On a recent enterprise tablet app development project, I decided to use Xamarin and Xamarin.Forms to build Android and iOS apps. I’m having a blast and am delightfully productive compared to all the years I spent building enterprise mobile systems with Windows CE/Mobile.
However, a TreeView control is nowhere to be found. I decided to build my own, having committed to it in the project specs and having immediate need for it, but I didn’t want to bill my client for it. After some discussion, we agreed that I should develop the TreeView control separately as an open source library.
In the demo, tree nodes will expand or collapse when you touch them, although currently there’s no visual feedback that a button has been pushed. It scrolls, and the right side bar chart is actually part of each TreeNode’s item template.
I did some work in 2008 studying and writing about Tree data structures in .NET, and developed a simple but powerful non-binary Tree library.
Now I’m extending that library, adding a layer of ViewModel abstractions and a TreeView control to bind it to. I’ve created a GitHub repository of that Tree library as well as the spike I’ve done on the TreeView control itself, along with a working demo app.
This is a 6 hour spike, not a finished control library. But the initial prototype is working, proving the concept of its basic design. Next on the agenda are to separate out the item template of the node header from the control, add support for Xamarin.Forms data binding, define a nuget package for it, and there are a ton of features worth considering beyond the basics.

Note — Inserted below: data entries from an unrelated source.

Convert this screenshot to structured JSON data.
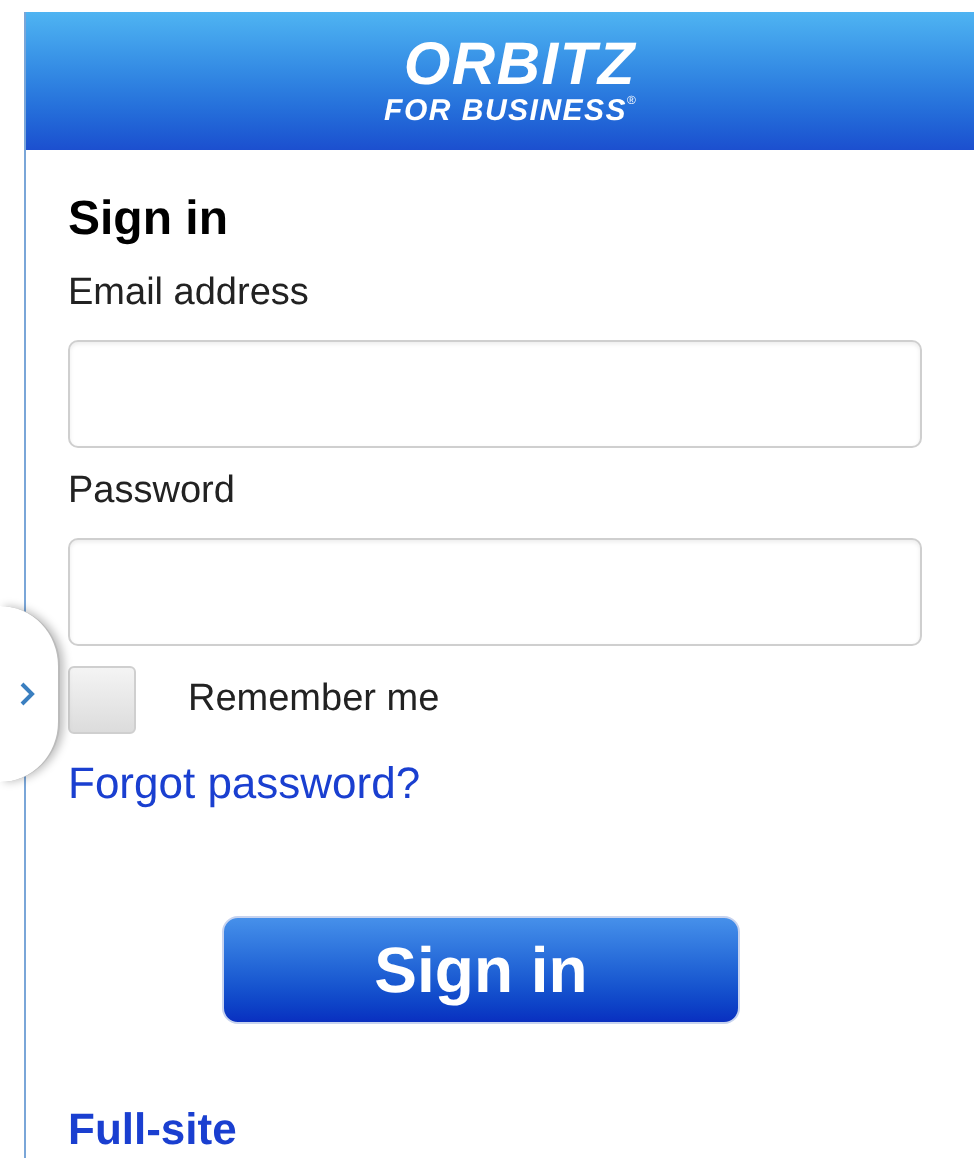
{
  "header": {
    "logo": "ORBITZ",
    "logo_subtitle": "FOR BUSINESS",
    "logo_mark": "®"
  },
  "form": {
    "title": "Sign in",
    "fields": [
      {
        "label": "Email address"
      },
      {
        "label": "Password"
      }
    ],
    "remember_me": {
      "label": "Remember me",
      "checked": false
    },
    "forgot_link": "Forgot password?",
    "submit": "Sign in"
  },
  "footer_link": "Full-site"
}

If you’re interested in contributing to this project and you’re familiar with best practices in custom control development in Xamarin.Forms, leave me a comment or email me @ dan at highenergydesign dot net. You could help shape the design direction for this basic element of enterprise user interfaces.